Many years after this incident, Onagoruwa emerged the Attorney-General of Nigeria after the coup led by the late General Sani Abacha and General Oladipo Diya against the government then headed by Chief Ernest Shonekan.

Throughout his tenure as Attorney-General, he never allowed the gate of justice to be shut against any Nigerian. Some instances deserve mention here.

There was the Turner Ogboru case. Turner Ogboru had been arrested, tried and imprisoned by the General Ibrahim Babangida regime after the abortive coup attempt of April 22, 1990, Turner’s brother, Great Ogboru, was accused by the IBB regime as having financed the 1990 coup. Turner was subsequently arrested by security forces and put on trial.

Immediately, a high court judge granted the application for freedom of Turner Ogboru, which was filed by his lawyer, Femi Falana, Dr. Olu Onagoruwa, the Attorney-General sent letters out to the late Alex Ibru, the then Minister for Internal Affairs, and Alhaji Ibrahim Coomasie, the Inspector General of Police directing the immediate release of Turner Ogboru as directed by the Court.

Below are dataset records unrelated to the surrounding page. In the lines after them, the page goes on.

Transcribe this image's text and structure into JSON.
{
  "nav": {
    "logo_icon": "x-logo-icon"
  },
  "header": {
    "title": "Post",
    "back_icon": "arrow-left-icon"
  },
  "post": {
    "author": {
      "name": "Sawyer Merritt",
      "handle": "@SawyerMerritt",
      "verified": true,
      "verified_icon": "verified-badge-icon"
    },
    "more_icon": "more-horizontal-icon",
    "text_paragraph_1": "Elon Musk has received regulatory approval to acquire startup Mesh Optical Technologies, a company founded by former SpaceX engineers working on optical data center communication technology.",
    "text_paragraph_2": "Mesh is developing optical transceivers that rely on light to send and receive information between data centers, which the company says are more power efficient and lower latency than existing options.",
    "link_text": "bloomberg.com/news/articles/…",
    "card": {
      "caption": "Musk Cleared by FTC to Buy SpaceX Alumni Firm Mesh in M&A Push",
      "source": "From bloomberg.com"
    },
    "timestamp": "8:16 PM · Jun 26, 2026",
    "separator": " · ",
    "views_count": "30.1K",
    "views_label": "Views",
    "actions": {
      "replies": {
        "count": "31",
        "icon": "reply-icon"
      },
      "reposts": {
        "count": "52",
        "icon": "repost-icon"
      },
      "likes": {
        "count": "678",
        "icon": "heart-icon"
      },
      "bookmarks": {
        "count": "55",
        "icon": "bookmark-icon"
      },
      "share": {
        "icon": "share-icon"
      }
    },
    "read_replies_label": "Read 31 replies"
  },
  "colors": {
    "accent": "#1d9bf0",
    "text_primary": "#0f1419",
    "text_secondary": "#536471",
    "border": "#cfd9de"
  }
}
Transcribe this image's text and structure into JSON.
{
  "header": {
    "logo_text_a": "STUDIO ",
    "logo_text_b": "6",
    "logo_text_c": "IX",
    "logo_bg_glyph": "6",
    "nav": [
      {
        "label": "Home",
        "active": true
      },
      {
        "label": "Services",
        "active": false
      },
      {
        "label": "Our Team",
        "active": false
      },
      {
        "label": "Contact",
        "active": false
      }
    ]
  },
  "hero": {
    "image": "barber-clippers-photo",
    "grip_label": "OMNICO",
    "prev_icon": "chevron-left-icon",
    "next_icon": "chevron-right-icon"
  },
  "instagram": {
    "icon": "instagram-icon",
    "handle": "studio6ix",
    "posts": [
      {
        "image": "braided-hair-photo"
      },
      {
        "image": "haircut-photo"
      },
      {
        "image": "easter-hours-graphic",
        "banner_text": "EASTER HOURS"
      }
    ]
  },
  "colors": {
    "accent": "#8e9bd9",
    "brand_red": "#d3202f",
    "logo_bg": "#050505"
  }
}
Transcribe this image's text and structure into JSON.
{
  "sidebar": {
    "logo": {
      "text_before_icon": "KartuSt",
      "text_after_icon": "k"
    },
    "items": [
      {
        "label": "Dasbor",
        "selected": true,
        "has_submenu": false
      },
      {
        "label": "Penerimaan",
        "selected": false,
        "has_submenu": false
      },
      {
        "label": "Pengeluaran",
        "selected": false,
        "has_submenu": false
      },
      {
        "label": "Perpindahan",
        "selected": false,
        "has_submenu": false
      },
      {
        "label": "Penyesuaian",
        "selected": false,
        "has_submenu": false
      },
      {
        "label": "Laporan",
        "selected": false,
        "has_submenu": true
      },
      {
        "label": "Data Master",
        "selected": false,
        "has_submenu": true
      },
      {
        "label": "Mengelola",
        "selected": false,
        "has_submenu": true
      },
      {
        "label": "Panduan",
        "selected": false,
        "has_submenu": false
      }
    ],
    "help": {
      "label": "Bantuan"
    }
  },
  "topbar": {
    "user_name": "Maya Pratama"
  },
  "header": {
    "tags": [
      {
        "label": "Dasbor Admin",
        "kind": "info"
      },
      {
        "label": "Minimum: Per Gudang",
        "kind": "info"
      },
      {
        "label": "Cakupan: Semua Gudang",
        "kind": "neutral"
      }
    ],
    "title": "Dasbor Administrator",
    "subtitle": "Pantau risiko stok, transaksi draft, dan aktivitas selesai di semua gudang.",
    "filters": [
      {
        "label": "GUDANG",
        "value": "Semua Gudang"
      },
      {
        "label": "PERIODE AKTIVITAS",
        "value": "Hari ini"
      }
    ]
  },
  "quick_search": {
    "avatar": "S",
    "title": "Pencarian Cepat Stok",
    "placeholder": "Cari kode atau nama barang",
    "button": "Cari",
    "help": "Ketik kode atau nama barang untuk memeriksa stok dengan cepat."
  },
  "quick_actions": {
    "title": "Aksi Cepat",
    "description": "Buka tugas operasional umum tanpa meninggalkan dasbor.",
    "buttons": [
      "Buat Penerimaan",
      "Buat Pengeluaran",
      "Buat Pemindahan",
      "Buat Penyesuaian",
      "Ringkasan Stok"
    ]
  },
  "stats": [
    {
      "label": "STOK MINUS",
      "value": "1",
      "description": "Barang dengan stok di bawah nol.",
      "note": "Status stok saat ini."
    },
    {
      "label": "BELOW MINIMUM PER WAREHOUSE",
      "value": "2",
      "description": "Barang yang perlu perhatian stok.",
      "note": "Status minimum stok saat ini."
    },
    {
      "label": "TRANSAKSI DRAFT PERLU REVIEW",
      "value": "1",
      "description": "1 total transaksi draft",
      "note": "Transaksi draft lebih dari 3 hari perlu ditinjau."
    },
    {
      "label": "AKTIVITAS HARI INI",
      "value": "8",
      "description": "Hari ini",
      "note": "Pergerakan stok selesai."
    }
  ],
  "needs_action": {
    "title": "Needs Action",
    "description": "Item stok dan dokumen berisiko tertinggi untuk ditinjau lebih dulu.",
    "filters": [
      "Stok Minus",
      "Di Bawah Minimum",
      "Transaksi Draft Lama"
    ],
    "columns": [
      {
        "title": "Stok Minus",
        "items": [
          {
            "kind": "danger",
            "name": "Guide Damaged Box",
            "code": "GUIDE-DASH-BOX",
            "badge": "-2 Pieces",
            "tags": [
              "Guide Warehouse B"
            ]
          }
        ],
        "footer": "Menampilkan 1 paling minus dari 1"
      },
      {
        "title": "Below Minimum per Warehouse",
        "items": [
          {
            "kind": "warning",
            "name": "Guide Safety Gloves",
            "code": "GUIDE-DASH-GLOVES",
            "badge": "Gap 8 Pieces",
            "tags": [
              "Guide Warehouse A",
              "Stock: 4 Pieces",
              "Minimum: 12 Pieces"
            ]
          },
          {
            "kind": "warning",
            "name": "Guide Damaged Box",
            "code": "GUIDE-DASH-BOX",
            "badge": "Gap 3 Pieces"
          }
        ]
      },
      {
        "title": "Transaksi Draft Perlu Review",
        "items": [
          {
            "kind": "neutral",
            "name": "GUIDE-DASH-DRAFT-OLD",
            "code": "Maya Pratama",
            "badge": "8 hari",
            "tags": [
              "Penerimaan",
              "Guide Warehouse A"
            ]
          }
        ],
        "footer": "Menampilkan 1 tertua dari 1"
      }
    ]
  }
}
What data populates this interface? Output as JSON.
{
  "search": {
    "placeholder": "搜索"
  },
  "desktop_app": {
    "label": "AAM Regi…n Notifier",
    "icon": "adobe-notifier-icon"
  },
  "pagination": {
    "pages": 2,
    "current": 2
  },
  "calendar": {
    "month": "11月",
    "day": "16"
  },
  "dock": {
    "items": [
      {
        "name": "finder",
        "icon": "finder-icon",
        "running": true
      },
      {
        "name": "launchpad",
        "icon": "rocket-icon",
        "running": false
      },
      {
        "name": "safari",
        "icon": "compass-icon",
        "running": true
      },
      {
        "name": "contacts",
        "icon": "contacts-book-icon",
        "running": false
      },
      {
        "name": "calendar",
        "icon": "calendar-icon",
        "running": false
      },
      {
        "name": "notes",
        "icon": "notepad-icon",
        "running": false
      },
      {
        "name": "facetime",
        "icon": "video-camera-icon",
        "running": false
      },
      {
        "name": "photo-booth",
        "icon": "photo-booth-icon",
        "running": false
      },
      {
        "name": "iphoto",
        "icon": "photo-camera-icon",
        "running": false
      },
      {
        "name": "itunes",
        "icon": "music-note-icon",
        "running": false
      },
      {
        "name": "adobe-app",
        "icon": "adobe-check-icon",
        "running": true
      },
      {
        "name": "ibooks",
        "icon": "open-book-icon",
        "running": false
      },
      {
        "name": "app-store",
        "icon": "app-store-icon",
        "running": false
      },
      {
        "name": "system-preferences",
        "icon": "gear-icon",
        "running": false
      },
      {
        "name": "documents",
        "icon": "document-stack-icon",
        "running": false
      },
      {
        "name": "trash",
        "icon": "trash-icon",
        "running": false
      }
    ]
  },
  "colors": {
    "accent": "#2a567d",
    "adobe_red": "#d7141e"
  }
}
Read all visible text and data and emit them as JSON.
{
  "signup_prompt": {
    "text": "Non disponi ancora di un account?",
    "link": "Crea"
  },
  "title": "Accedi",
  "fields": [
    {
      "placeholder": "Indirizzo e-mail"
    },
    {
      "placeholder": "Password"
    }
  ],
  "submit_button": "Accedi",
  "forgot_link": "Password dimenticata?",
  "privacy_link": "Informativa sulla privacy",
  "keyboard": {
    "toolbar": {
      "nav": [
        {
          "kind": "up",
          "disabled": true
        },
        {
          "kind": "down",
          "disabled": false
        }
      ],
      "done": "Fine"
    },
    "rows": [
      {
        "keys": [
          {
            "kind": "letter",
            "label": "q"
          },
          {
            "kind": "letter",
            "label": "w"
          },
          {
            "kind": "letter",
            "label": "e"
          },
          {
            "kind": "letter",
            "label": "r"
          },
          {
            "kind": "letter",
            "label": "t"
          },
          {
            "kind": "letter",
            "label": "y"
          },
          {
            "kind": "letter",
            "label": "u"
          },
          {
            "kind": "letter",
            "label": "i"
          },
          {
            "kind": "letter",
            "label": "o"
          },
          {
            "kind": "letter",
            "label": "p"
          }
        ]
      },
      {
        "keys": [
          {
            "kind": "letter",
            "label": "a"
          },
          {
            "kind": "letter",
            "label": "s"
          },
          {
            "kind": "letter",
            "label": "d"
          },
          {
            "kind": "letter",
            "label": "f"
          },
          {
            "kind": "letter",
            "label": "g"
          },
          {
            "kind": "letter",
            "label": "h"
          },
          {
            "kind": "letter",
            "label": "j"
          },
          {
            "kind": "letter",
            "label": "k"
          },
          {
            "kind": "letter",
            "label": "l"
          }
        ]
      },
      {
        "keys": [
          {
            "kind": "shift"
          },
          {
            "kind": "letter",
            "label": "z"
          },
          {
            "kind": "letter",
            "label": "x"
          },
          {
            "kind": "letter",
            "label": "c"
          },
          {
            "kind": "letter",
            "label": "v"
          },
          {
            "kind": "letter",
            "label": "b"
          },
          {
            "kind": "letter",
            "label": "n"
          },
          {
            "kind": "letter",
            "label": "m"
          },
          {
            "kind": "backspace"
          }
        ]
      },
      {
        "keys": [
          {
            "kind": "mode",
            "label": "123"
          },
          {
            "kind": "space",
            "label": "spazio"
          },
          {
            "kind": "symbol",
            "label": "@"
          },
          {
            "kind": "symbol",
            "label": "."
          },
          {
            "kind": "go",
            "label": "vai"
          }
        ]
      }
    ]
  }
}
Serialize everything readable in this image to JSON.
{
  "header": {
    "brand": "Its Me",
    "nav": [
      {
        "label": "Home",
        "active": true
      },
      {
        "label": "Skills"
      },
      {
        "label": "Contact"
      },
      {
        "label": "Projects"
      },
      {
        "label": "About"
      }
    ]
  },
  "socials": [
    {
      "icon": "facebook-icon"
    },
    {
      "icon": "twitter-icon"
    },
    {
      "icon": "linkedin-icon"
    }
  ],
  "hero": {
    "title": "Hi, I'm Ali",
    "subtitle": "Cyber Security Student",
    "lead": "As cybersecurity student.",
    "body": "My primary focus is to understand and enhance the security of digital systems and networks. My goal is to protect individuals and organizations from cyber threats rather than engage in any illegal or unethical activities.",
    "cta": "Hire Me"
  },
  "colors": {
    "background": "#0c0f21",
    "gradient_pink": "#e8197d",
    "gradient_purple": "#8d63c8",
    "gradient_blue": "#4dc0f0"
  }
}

Alex Ibru complied immediately with the Attorney-General’s instructions by ordering the release of Turner Ogboru from prison custody.

A Provisional Ruling Council meeting headed by Abacha was held the next day after Ogboru’s freedom. Towards the end of the meeting, the Inspector-General of Police, ACoomasie drew the attention of the PRC meeting to the letter by Onagoruwa ordering the release of Turner Ogboru. Abacha was said to have been so enraged to learn of the subsequent release of Turner that he was said to have told Onagoruwa and the late Ibru that what they had done by releasing Ogboru was worse than treasonable felony. Turner Ogboru was immediately rearrested after the PRC meeting and returned to prison.

It is generally believed that the releases of Turner Ogboru was one of the sins Onagoruwa committed leading to the gruesome murder of his son Toyin in December1996.

The murder of his son by unknown policemen did have an effect on his health. Eventually, Onagoruwa suffered a devastating stroke some few months after the murder. He never fully recovered from the effect.

To make matters worse for him, his loyal wife of many years suddenly died. She was buried at the Onagoruwa’s family compound at Odogbolu in Ogun State.

The former Attorney General of the Federation was the principal partner of a law firm that bears his name. He was the author of the Nigerian Civil War; Fundamental Human Rights and International law 1969, The Amakiri Case, Press Freedom in crisis 1978 and Law and Contemporary Nigeria Reflections 2004 amongst others.

Onagoruwa, who attended the Academy of American and International Law Center USA on a Fulbright and Hays scholarship, served as a law lecturer in various Nigerian Institutions.

For over 45 years, Onagoruwa was involved in general practice of law. His core practice areas included constitutional law, legislative matters, banking and insolvency, oil and gas, telecommunication law and litigation.


Respected across Africa, he was part of the international team that drafted the constitution of the Republic of Ethiopia in 1994.